Opening his first New York gallery in 2013, his second earlier this year, and a European location in fashionable St. Moritz in 2015, Schnabel has established himself as not only a world-class art dealer but as a connoisseur and collector of modern and contemporary art. Currently presenting the exhibition Man Ray & Picabia at his West Village space in New York, the young art dealer recently sat down with Art & Object to discuss the making of the intimate, jewel box show and the nine powerful paintings in it.
Paul Laster: Where did the concept for this show, pairing Man Ray and Francis Picabia together, originate?
Vito Schnabel: It grew out of a personal obsession with the two artists, whom I’ve been collecting for some time. I had put together about six paintings by the two artists and was internally examining the dialogue between them. And when I acquired Man Ray’s 1947 painting Non-Abstraction, it made me think of Picabia’s 1930’s painting Helias, which Francesco Clemente owns, so a show started to come together in my mind.

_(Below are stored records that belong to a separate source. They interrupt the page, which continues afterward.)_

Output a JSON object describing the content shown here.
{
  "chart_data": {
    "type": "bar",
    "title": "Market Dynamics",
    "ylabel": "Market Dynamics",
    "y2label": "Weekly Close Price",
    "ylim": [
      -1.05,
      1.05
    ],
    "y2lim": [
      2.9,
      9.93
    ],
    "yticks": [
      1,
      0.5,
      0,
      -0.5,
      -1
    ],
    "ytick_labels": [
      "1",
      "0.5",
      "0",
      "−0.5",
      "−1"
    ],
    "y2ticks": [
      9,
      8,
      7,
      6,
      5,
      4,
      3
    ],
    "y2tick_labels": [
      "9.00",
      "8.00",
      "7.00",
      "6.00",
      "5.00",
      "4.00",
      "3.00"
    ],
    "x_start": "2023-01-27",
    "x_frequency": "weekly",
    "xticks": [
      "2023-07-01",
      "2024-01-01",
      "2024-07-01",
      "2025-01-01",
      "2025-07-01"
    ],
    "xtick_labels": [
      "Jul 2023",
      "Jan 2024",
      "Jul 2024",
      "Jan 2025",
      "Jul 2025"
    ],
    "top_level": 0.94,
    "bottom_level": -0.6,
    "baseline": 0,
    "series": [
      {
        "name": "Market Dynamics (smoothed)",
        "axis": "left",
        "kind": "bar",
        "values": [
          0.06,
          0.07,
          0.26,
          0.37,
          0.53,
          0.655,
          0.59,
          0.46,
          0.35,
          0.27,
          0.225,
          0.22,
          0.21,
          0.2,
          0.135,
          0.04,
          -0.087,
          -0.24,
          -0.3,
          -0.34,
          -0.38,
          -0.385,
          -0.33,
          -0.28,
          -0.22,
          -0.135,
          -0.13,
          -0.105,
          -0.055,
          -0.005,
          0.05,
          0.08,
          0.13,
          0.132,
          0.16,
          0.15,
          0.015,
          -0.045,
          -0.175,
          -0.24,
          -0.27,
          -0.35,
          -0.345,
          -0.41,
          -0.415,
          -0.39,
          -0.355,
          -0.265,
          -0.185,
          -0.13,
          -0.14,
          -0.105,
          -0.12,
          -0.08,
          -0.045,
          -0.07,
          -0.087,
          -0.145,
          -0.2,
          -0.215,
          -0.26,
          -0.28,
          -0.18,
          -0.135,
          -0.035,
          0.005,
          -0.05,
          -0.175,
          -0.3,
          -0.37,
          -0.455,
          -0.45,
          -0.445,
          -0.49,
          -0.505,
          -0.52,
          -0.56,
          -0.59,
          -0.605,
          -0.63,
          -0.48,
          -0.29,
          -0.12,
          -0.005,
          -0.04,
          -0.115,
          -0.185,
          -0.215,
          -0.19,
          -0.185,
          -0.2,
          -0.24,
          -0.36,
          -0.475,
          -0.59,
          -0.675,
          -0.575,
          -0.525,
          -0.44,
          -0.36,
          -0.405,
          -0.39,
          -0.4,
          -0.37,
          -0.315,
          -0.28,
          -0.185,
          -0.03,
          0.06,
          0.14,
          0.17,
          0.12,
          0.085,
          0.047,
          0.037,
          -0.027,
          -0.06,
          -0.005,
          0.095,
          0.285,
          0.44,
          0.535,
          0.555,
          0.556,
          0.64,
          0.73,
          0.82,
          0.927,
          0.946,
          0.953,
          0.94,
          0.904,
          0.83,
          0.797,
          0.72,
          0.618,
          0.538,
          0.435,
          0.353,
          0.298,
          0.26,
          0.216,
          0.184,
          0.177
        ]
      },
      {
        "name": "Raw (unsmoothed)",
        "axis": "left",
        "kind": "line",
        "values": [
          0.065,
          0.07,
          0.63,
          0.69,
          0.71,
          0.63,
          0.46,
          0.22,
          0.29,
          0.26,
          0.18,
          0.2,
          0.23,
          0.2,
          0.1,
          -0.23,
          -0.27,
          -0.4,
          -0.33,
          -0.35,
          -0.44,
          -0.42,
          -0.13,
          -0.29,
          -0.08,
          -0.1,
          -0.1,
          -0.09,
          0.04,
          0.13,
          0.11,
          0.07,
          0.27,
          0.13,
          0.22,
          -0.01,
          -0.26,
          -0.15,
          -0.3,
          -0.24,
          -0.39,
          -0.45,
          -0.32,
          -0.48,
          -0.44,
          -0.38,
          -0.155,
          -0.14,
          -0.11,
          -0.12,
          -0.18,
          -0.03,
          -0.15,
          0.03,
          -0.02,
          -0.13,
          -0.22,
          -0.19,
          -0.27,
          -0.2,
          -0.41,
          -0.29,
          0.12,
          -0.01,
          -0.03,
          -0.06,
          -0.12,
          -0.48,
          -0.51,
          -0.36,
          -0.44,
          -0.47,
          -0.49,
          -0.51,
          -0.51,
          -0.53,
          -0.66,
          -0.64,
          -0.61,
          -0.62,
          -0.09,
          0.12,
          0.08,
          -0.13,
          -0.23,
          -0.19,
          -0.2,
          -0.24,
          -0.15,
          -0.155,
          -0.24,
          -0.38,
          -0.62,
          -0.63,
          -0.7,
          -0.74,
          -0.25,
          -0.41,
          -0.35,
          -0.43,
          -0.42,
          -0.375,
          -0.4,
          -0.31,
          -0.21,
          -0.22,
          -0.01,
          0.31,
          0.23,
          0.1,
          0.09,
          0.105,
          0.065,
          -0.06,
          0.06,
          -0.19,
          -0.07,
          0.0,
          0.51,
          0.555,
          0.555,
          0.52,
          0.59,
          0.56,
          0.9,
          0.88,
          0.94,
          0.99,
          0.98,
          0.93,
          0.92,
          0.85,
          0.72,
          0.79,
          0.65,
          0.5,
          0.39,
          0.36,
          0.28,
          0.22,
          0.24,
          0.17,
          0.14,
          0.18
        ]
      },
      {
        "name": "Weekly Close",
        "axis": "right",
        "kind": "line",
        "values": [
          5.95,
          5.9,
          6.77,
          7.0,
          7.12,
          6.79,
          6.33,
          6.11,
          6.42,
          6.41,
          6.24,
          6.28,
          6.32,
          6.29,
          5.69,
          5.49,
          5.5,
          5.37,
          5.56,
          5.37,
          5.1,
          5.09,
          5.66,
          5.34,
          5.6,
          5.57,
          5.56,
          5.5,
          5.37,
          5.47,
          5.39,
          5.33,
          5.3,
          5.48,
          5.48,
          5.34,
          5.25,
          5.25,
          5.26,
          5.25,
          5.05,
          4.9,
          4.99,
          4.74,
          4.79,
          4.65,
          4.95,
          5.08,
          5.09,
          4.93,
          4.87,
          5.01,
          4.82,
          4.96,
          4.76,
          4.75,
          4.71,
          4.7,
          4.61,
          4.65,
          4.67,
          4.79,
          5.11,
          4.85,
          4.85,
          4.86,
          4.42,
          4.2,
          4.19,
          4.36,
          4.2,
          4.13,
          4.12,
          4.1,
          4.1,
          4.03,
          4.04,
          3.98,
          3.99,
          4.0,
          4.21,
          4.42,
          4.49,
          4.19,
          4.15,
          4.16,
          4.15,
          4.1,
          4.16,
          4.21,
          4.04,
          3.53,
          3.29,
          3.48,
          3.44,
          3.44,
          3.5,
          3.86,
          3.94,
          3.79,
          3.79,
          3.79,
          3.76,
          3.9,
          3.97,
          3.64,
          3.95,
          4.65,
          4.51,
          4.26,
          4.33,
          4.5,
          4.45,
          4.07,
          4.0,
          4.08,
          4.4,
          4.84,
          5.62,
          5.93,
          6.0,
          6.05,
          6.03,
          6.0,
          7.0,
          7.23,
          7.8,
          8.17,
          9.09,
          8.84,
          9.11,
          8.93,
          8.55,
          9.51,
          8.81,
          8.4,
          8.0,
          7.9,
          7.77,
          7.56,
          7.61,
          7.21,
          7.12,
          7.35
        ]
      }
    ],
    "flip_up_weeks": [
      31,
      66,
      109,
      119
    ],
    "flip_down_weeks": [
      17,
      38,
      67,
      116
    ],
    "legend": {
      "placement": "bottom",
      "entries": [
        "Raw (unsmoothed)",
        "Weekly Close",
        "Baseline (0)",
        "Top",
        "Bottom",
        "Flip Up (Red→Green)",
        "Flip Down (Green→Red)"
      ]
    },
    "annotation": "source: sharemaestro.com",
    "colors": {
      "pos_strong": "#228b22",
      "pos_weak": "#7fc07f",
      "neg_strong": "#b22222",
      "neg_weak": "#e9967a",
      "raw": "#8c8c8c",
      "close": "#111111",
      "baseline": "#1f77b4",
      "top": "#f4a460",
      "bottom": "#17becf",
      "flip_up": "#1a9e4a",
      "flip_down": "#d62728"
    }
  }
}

PL: They are two of my personal favorites, too. How long have you been interested in them?
VS: Since I started seriously looking at painting. My parents are huge Picabia fans and my sister Lola, who’s five years older than me and an artist who shared the things that she found inspiring with me, has always loved Picabia. As a result, Picabia has been on my radar for a long time, but I initially only knew Man Ray as a photographer. That interest, however, led me to his paintings. I love how he worked in different media and made works in a variety of ways.
PL: Once you had the idea in mind, who did you consult to formulate the show?
VS: I basically knew what I wanted to show, but I wanted someone who was knowledgeable about the work of both artists to write an essay for the show. My friend Stefan Bondell was able to connect me to Timothy Baum, a private art dealer and art historian specializing in Dada and Surrealism. He knows their work better than anyone I know.